HOME >> BIOLOGY >> NEWS
Columbia University awards 2006 Horwitz Prize to biologist who explained gene transcription

ished scientific minds in the United States," said Dr. Kornberg. "As a Horwitz Prize winner, I will be joining an outstanding group of the world's leading scientists and scholars, and it's truly an honor to be counted among them."

The Louisa Gross Horwitz Prize Lectures, where Dr. Kornberg will give presentations about his research, will be held on Tuesday, November 21. The first lecture will be at noon in Davis Auditorium in Shapiro Hall (500 West 120th Street, Campus Level) at Columbia University's Morningside Campus. The second lecture will be given at 3pm in the College of Physicians & Surgeons building (650 West 168th Street), Alumni Auditorium, at Columbia University Medical Center. For more information about the lectures, visit http://www.cumc.columbia.edu/events/deanlectures/.

"Perhaps more than any other single researcher, Dr. Kornberg's work lets us understand the first step in how information in the genome comes to life," said Andrew R. Marks, M.D., chair of the Horwitz Prize Committee, as well as the Wu Professor of Molecular Cardiology and chairman of the Department of Physiology and Cellular Biophysics at Columbia University College of Physicians and Surgeons.

The genome is silent, Dr. Kornberg says, until molecular machines in the cell transform genomic code into proteins. But even though all cells in a multi-cellular organism contain the same genome, different types of cells look and act differently.

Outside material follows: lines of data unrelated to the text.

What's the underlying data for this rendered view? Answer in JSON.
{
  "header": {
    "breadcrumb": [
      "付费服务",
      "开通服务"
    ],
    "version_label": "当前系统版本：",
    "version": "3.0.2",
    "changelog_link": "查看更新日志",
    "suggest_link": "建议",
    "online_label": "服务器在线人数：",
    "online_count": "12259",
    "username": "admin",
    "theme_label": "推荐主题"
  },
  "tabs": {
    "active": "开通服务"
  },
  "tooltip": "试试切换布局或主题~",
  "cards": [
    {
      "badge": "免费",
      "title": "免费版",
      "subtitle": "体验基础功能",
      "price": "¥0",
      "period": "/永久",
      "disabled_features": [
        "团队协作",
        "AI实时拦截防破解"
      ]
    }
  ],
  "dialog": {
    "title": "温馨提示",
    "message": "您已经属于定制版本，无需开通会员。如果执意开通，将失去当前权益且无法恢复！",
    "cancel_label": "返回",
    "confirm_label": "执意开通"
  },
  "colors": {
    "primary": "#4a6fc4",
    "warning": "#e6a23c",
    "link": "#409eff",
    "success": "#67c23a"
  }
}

Normal skin, blood and brain cells vary from each other because each uses a different assortment of genes that are turned on and off at precise moments. Disease often occurs when genes are turned on or off at the wrong moments, so a better understanding of what controls gene expression may eventually lead to better ways to improve human health.

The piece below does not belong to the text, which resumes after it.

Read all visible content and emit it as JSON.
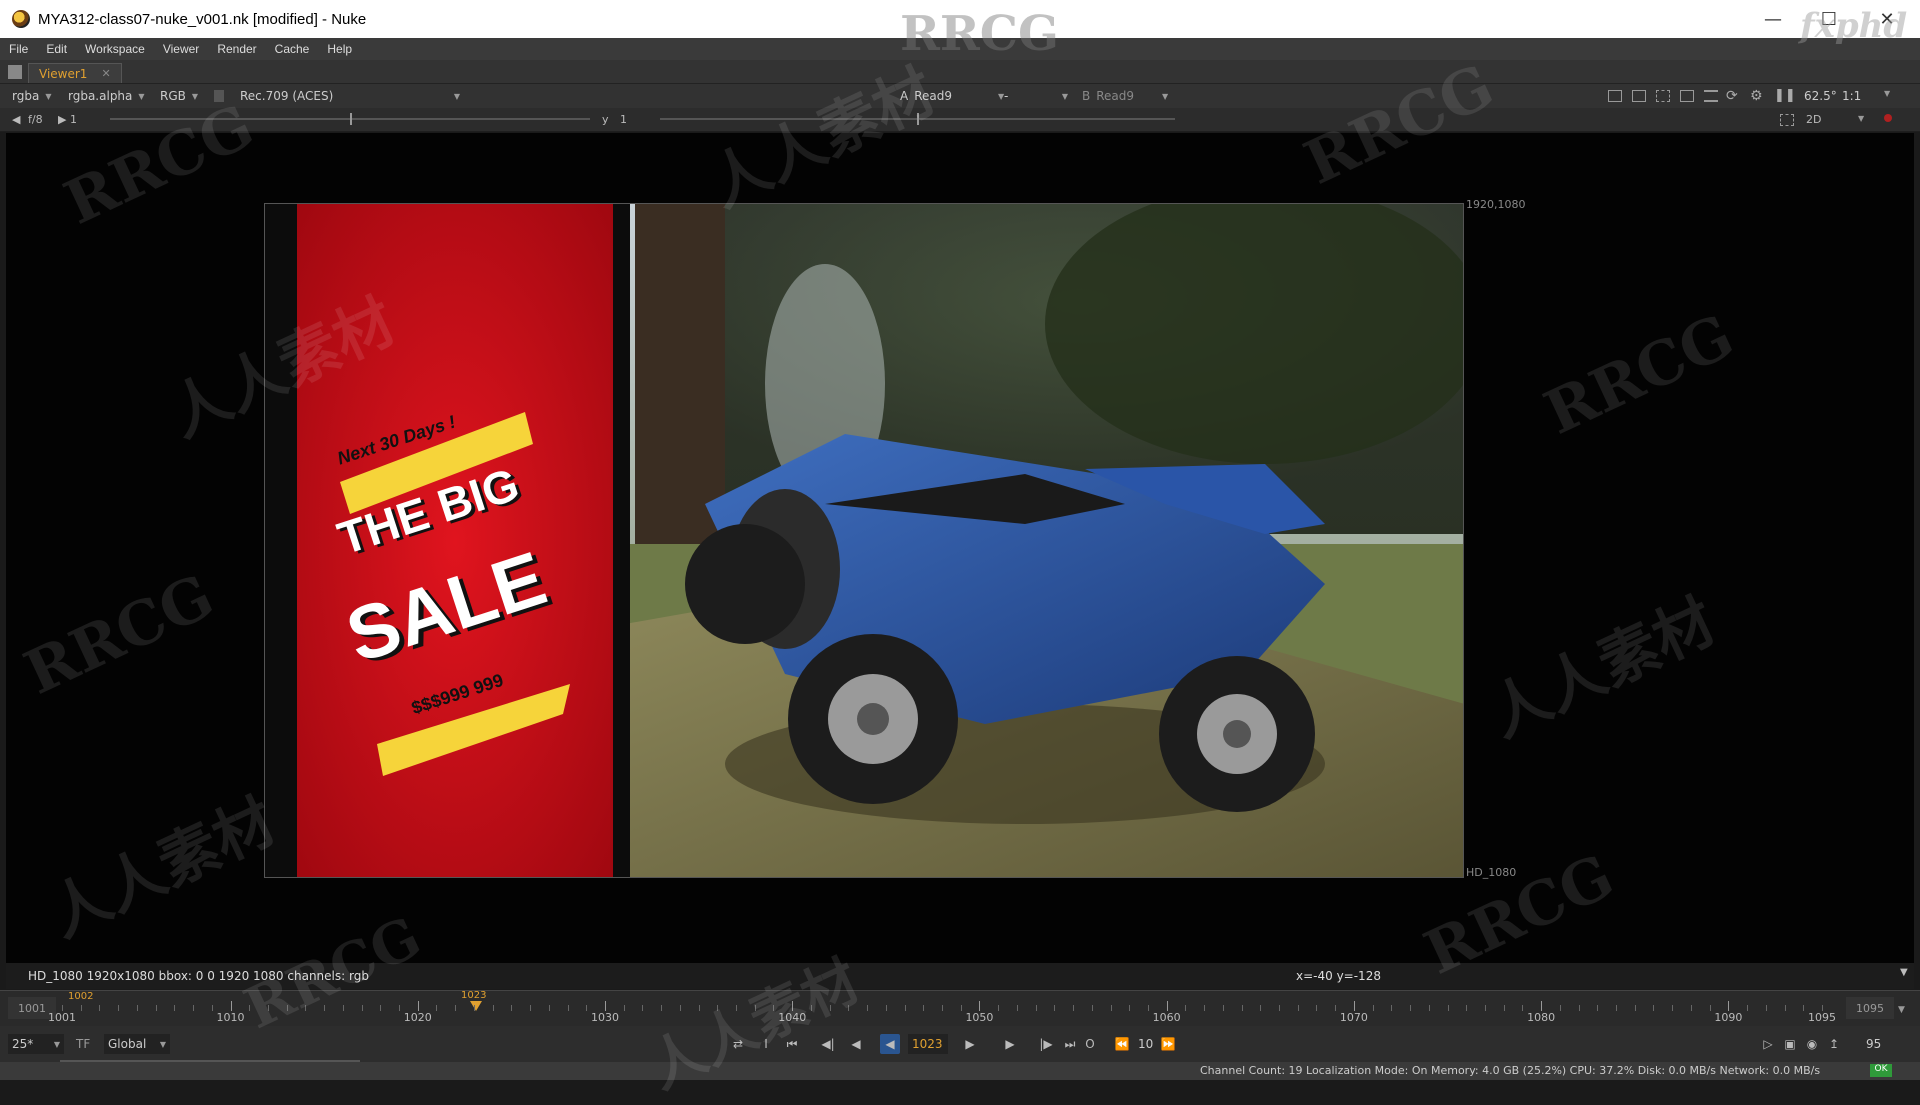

Dr. Kornberg's efforts to understand what controls gene expression have focused on the very firs
'"/>

Contact: Craig LeMoult
cel2113@columbia.edu
212-305-0820
Columbia University Medical Center
4-Oct-2006

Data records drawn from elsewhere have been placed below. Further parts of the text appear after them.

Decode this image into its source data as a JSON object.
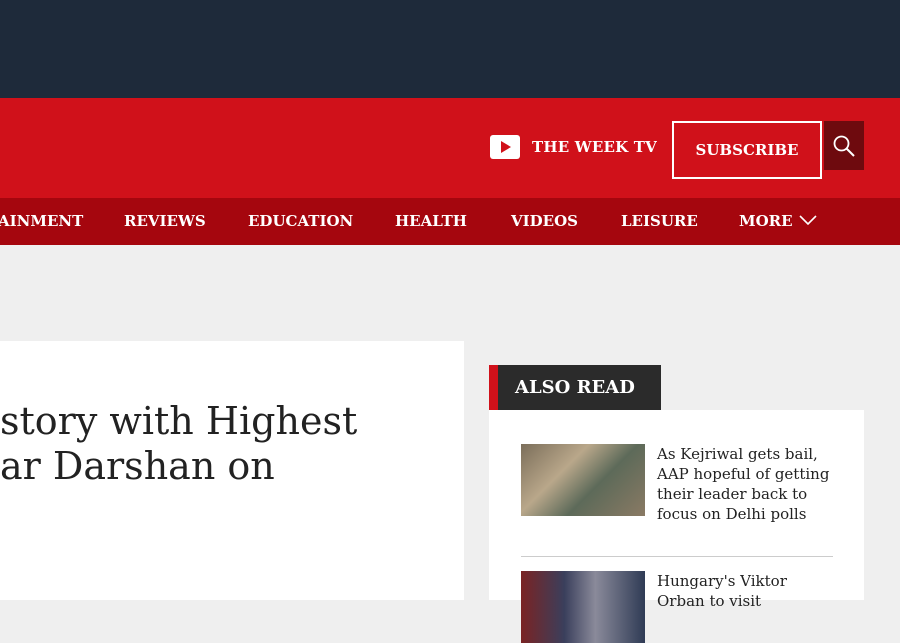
{
  "header": {
    "week_tv_label": "THE WEEK TV",
    "subscribe_label": "SUBSCRIBE"
  },
  "nav": {
    "items": [
      {
        "label": "AINMENT"
      },
      {
        "label": "REVIEWS"
      },
      {
        "label": "EDUCATION"
      },
      {
        "label": "HEALTH"
      },
      {
        "label": "VIDEOS"
      },
      {
        "label": "LEISURE"
      },
      {
        "label": "MORE"
      }
    ]
  },
  "article": {
    "headline_line1": "story with Highest",
    "headline_line2": "ar Darshan on"
  },
  "also_read": {
    "heading": "ALSO READ",
    "stories": [
      {
        "title": "As Kejriwal gets bail, AAP hopeful of getting their leader back to focus on Delhi polls"
      },
      {
        "title": "Hungary's Viktor Orban to visit"
      }
    ]
  },
  "colors": {
    "top_bar": "#1e2a3a",
    "brand_red": "#d0111a",
    "nav_red": "#a5060e",
    "search_bg": "#6e0a0e"
  }
}
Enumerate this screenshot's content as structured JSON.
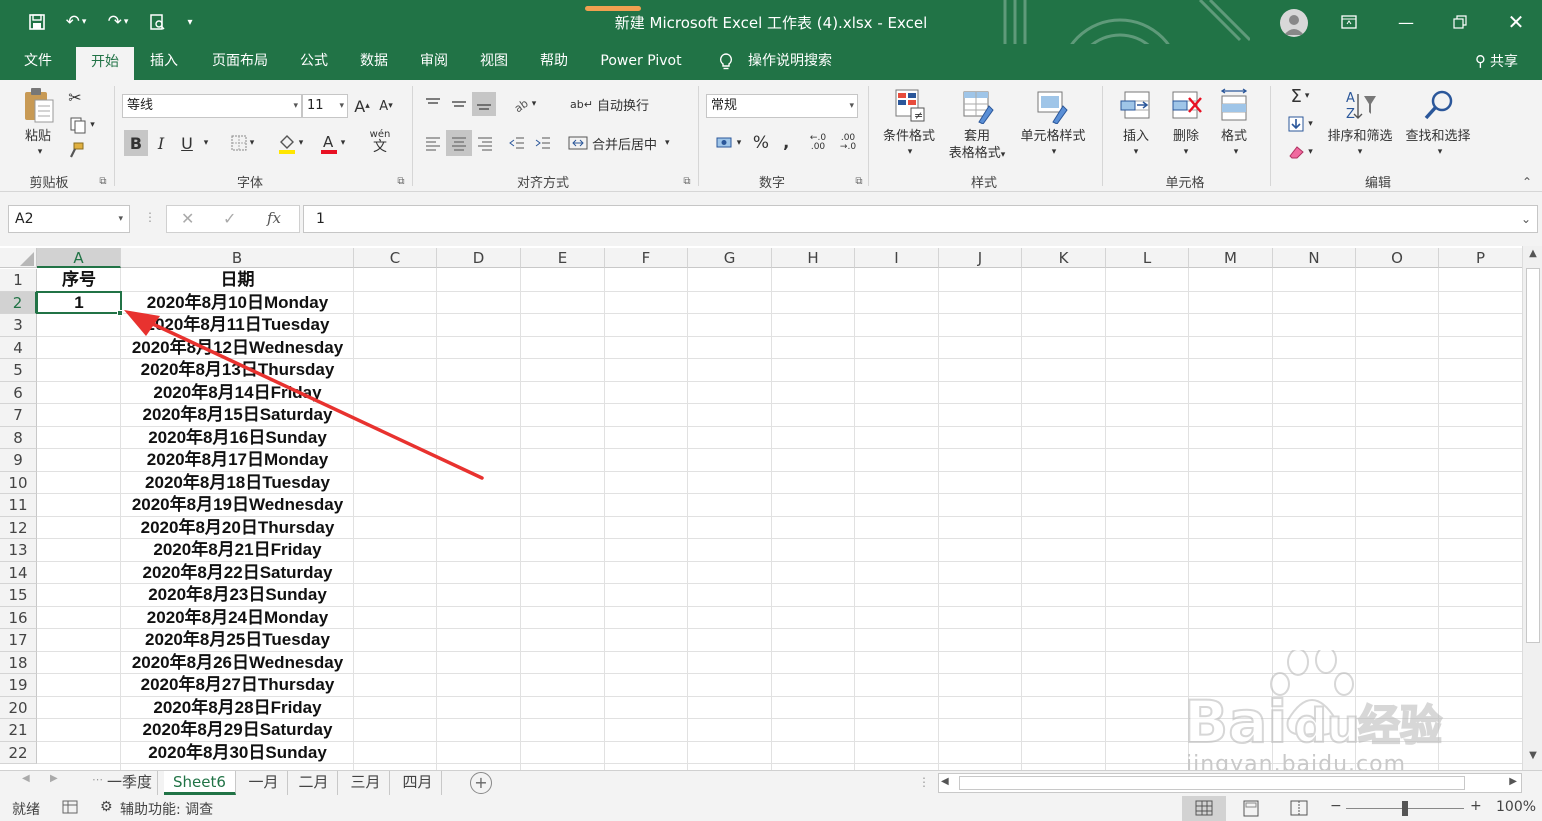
{
  "titlebar": {
    "title": "新建 Microsoft Excel 工作表 (4).xlsx  -  Excel"
  },
  "ribbon_tabs": [
    "文件",
    "开始",
    "插入",
    "页面布局",
    "公式",
    "数据",
    "审阅",
    "视图",
    "帮助",
    "Power Pivot",
    "操作说明搜索"
  ],
  "share_label": "共享",
  "ribbon": {
    "clipboard": {
      "paste": "粘贴",
      "label": "剪贴板"
    },
    "font": {
      "name": "等线",
      "size": "11",
      "bold": "B",
      "italic": "I",
      "underline": "U",
      "grow": "A",
      "shrink": "A",
      "wen": "wén",
      "label": "字体"
    },
    "alignment": {
      "wrap": "自动换行",
      "merge": "合并后居中",
      "label": "对齐方式"
    },
    "number": {
      "format": "常规",
      "percent": "%",
      "comma": "‚",
      "inc": "←.0 .00",
      "dec": ".00 →.0",
      "label": "数字"
    },
    "styles": {
      "conditional": "条件格式",
      "table1": "套用",
      "table2": "表格格式",
      "cellstyle": "单元格样式",
      "label": "样式"
    },
    "cells": {
      "insert": "插入",
      "delete": "删除",
      "format": "格式",
      "label": "单元格"
    },
    "editing": {
      "sort": "排序和筛选",
      "find": "查找和选择",
      "label": "编辑"
    }
  },
  "formula_bar": {
    "name_box": "A2",
    "value": "1",
    "fx": "fx"
  },
  "columns": [
    "A",
    "B",
    "C",
    "D",
    "E",
    "F",
    "G",
    "H",
    "I",
    "J",
    "K",
    "L",
    "M",
    "N",
    "O",
    "P"
  ],
  "rows": [
    "1",
    "2",
    "3",
    "4",
    "5",
    "6",
    "7",
    "8",
    "9",
    "10",
    "11",
    "12",
    "13",
    "14",
    "15",
    "16",
    "17",
    "18",
    "19",
    "20",
    "21",
    "22"
  ],
  "cells": {
    "A1": "序号",
    "B1": "日期",
    "A2": "1",
    "B": [
      "2020年8月10日Monday",
      "2020年8月11日Tuesday",
      "2020年8月12日Wednesday",
      "2020年8月13日Thursday",
      "2020年8月14日Friday",
      "2020年8月15日Saturday",
      "2020年8月16日Sunday",
      "2020年8月17日Monday",
      "2020年8月18日Tuesday",
      "2020年8月19日Wednesday",
      "2020年8月20日Thursday",
      "2020年8月21日Friday",
      "2020年8月22日Saturday",
      "2020年8月23日Sunday",
      "2020年8月24日Monday",
      "2020年8月25日Tuesday",
      "2020年8月26日Wednesday",
      "2020年8月27日Thursday",
      "2020年8月28日Friday",
      "2020年8月29日Saturday",
      "2020年8月30日Sunday"
    ]
  },
  "sheet_tabs": [
    "一季度",
    "Sheet6",
    "一月",
    "二月",
    "三月",
    "四月"
  ],
  "statusbar": {
    "ready": "就绪",
    "accessibility": "辅助功能: 调查",
    "zoom": "100%"
  },
  "watermark": {
    "brand": "Bai",
    "brand2": "du",
    "brand3": "经验",
    "url": "jingyan.baidu.com"
  },
  "colors": {
    "excel_green": "#217346",
    "arrow_red": "#e8322f"
  }
}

Page: 1 2 3

Related biology news :

1. Columbia University Medical Center awarded $3 million to drive Alzheimers genetics research
2. Columbia scientists determine 3-dimensional structure of cells fuel gauge
3. Columbia University licenses next-generation DNA sequencing technology
4. New bird discovered on unexplored Columbian mountain
5. Columbia University Medical Center receives major new NIH Clinical Science investment funds
6. Columbia University receives $16.9 million NIEHS award to study arsenic in ground water
7. Contaminants linked to sturgeon decline in Columbia river
8. Columbia University Medical Center researchers discover potential mechanism for tumor growth
9. UF, Columbia scientists closer to new cancer detection method
10. Columbia University awards 2005 Horwitz Prize to Israeli structural biologist
11. Columbia wins major grant to examine genetic link to Alzheimers Disease

Post Your Comments:
*Name:
*Comment:
*Email:


(Date:8/5/2020)... ... , ... Regenative Labs has received approval from the Centers for Medicare & ... first Wharton’s jelly allografts to be assigned a Q code and be approved for ... Wharton’s jelly allograft product to be recognized as a 361 HCT/P by CMS regulated ...
(Date:7/18/2020)... ... July 16, 2020 , ... A study has been published ... Neoasis™ active noise control device to attenuate typical noises in a simulated neonatal ... the alarm sounds from patient monitors, ventilators and other bedside devices that would ...
(Date:7/2/2020)... ... July 01, 2020 , ... AltruBio Inc. http://www.altrubio.com ... a biologic for the treatment of steroid-refractory acute graft-versus-host disease (SR-aGVHD), at European ... J Martin of the Fred Hutchinson Cancer Research Center, this single-arm, open-label Phase ...
Breaking Biology News(10 mins):
(Date:8/12/2020)... FARMS, Mich. (PRWEB) , ... August 12, 2020 ... ... Consulting Group, Inc. (EMMA International), a global leader in FDA compliance consulting ... of the nation’s fastest-growing private companies. The list represents a unique look at ...
(Date:8/3/2020)... (PRWEB) , ... August 03, 2020 , ... ... collection, today announced Jim Corrigan, President and CEO has been named one of ... broad cross-section of industry sectors, PharmaVoice 100 honorees are selected based on how ...
(Date:7/31/2020)... ... July 29, 2020 , ... R3 Stem Cell International is ... $3950. With 50 million stem cells total, patients may choose which extremities they would ... for arthritic joints (BMC Musculoskelet Disord. 2016). At R3 International, umbilical cord tissue is ...
(Date:7/31/2020)... ... July 29, 2020 , ... ... transmitter systems that can be configured to drive Klystrons, TWTs, IOTs, and magnetrons. ... drive one or two switches in a push-pull configuration; yielding fast fall time ...
Breaking Biology Technology:
Cached News: